  • Heart problems (narrowing of the artery that feeds the lungs), kidney, genital problems, dental abnormalities, severe skin sensitivity to the sun
  • Excess body hair, long eyelashes
  • Gluten intolerance (related to celiac disease), frequent constipation, feeding difficulties
  • Small nails and fingers, additional thumb, curved fifth digit on the hand, loosened bones of the joints (joint laxity), abnormalities of the hip joint
  • Impaired intellectual development (slight mental retardation), learning disabilities, hyperactive behavior
  • Cataract and a high-pitched voice, are some of the other signs

How is Floating Harbor Syndrome Diagnosed?

The physician undertakes a detailed physical examination, with a study of the patient’s family medical history. The classic symptoms of Floating Harbor Syndrome may be observed.

Other signs and tests that are performed include:

  • X-ray studies to determine age of the bones
  • Many of the signs and presentations overlap with other disorders, such as Dubowitz Syndrome, Russell-Silver Syndrome, Three M Syndrome, etc. Hence, a differential diagnosis is required to eliminate them

Many clinical conditions may have similar signs and symptoms. Your healthcare provider may perform additional tests to rule out other clinical conditions to arrive at a definitive diagnosis.

What are the possible Complications of Floating Harbor Syndrome?

Complications that develop due to Floating Harbor Syndrome are linked to various physiological defects and growth deficiencies. These could include:

  • Feeding problems
  • Heart, lung, and vision defects
  • Speech impairment
  • Bone-related problems

How is Floating Harbor Syndrome Treated?

The treatment for individuals with Floating Harbor Syndrome is symptomatic and supportive. The disorder has no known cure. Hence, an individualized treatment is planned and provided, based on the specific conditions/complications that develop.

Some of the treatment methods are:

  • Correction of physical defects using surgical procedures (for dental, vision, and even cardiac abnormalities)
  • For improving motor skills and mental disabilities, special therapeutic treatment is provided (by speech, physical, and occupational therapists)
  • A good, healthy and nutritious diet with plenty of vitamins, water, and adequate rest/sleep, is recommended
  • For individuals, who are photosensitive to sunlight - wide-brimmed hats, sunglasses, and other sun-protective aids are recommended
  • Sometimes, the mental/emotional condition of the child may be fragile. For such cases supportive care is necessary
  • Keep your child informed of scheduled activities ahead of time, and plan for future activities.

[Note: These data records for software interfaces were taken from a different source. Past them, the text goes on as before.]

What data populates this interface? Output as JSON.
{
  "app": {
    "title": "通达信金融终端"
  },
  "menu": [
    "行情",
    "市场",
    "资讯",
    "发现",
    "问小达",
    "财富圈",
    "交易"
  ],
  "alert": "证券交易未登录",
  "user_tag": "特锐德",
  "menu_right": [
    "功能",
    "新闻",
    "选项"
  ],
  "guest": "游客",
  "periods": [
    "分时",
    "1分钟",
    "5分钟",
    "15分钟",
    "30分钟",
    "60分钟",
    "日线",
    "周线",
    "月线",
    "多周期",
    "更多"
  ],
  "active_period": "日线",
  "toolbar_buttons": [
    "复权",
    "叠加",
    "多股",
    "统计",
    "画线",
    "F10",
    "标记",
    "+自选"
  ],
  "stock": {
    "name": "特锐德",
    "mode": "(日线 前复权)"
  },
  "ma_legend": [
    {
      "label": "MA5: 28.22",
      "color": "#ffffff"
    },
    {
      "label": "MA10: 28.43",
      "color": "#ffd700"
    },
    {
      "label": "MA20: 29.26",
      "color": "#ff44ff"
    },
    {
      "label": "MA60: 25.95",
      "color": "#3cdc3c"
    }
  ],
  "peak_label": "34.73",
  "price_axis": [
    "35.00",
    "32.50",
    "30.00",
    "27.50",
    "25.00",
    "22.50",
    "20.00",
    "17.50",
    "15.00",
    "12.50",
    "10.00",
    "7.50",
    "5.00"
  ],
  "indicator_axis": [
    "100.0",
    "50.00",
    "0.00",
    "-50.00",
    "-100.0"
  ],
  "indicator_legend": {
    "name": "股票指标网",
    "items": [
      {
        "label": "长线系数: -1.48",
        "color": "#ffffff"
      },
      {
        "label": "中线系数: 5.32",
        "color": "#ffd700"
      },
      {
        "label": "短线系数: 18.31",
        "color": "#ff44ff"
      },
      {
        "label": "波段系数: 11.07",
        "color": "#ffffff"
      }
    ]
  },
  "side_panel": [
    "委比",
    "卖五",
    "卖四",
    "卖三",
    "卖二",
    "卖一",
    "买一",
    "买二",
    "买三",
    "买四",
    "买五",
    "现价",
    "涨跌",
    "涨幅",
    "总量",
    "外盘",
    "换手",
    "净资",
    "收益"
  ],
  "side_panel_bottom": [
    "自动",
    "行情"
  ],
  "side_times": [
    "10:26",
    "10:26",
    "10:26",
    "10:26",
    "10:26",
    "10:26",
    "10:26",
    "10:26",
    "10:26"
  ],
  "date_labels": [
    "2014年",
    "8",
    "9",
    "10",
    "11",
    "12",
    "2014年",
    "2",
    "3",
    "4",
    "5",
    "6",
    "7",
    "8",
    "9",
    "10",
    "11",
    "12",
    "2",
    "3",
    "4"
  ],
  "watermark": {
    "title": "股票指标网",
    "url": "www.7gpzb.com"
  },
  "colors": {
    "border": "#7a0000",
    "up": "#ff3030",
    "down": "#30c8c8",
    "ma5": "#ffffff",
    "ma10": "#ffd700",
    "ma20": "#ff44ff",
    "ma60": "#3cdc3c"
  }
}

It is always better to establish a routine for the child and help them in following/adhering to the same

How can Floating Harbor Syndrome be Prevented?

  • Currently, there are no specific methods or guidelines to prevent Floating Harbor Syndrome genetic condition
  • Genetic testing of the expecting parents (and related family members) and prenatal diagnosis (molecular testing of the fetus during pregnancy) may help in understanding the risks better during pregnancy
  • If there is a family history of the condition, then genetic counseling will help assess risks, before planning for a child
  • Active research is currently being performed to explore the possibilities for treatment and prevention of inherited and acquired genetic disorders

What is the Prognosis of Floating Harbor Syndrome? (Outcomes/Resolutions)

  • Floating Harbor Syndrome is a genetic disorder of unknown origin. The children may be affected to varying degrees of intensity
  • However, with constant care and support by families and the healthcare providers, and using medical aids, the affected individuals are able to manage their lives

Additional and Relevant Useful Information for Floating Harbor Syndrome:

There are voluntary organizations and support groups that provide help and support to the individuals and families of Floating Harbor Syndrome affected.

What are some Useful Resources for Additional Information?


References and Information Sources used for the Article:


Helpful Peer-Reviewed Medical Articles:


Reviewed and Approved by a member of the DoveMed Editorial Board
First uploaded: Dec. 15, 2013
Last updated: Sept. 14, 2018